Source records
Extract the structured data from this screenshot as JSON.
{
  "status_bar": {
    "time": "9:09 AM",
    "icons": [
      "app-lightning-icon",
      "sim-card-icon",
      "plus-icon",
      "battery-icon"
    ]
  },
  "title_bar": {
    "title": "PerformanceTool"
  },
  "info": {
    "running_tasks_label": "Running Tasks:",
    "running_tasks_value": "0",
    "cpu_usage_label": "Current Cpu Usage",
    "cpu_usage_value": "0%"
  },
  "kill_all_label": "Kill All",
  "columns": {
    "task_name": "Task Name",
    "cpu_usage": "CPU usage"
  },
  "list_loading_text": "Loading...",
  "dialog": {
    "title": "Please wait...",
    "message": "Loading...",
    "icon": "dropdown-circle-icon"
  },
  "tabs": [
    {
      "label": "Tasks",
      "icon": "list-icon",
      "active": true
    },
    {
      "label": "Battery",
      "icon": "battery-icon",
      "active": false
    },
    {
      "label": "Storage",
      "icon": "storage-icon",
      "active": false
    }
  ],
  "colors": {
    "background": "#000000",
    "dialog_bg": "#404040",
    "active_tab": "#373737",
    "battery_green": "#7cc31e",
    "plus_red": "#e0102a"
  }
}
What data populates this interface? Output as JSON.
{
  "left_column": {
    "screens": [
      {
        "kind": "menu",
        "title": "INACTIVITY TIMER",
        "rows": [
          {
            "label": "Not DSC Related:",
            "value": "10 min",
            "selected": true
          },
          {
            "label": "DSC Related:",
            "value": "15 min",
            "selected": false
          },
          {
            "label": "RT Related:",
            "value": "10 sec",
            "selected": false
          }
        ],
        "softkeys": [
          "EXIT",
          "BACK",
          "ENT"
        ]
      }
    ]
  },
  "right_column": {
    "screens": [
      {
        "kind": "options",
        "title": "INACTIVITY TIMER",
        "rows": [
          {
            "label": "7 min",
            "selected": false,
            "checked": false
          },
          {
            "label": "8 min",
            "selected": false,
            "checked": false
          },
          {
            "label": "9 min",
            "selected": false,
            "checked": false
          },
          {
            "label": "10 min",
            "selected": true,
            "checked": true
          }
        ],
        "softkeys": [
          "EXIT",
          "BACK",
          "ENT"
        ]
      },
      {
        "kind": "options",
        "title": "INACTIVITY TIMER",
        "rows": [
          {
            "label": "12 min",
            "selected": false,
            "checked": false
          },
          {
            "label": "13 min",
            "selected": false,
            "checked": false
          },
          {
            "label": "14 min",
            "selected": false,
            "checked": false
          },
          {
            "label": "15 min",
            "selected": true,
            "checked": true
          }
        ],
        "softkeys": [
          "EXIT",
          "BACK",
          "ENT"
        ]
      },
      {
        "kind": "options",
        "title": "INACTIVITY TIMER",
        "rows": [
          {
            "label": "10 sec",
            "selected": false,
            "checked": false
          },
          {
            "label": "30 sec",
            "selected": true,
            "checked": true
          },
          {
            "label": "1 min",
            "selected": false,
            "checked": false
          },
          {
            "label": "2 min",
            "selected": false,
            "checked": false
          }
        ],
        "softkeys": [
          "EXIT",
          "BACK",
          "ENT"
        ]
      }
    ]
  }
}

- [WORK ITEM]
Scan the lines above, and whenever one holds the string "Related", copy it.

- [OUTPUT FOR THIS TASK]
            "label": "Not DSC Related:",
            "label": "DSC Related:",
            "label": "RT Related:",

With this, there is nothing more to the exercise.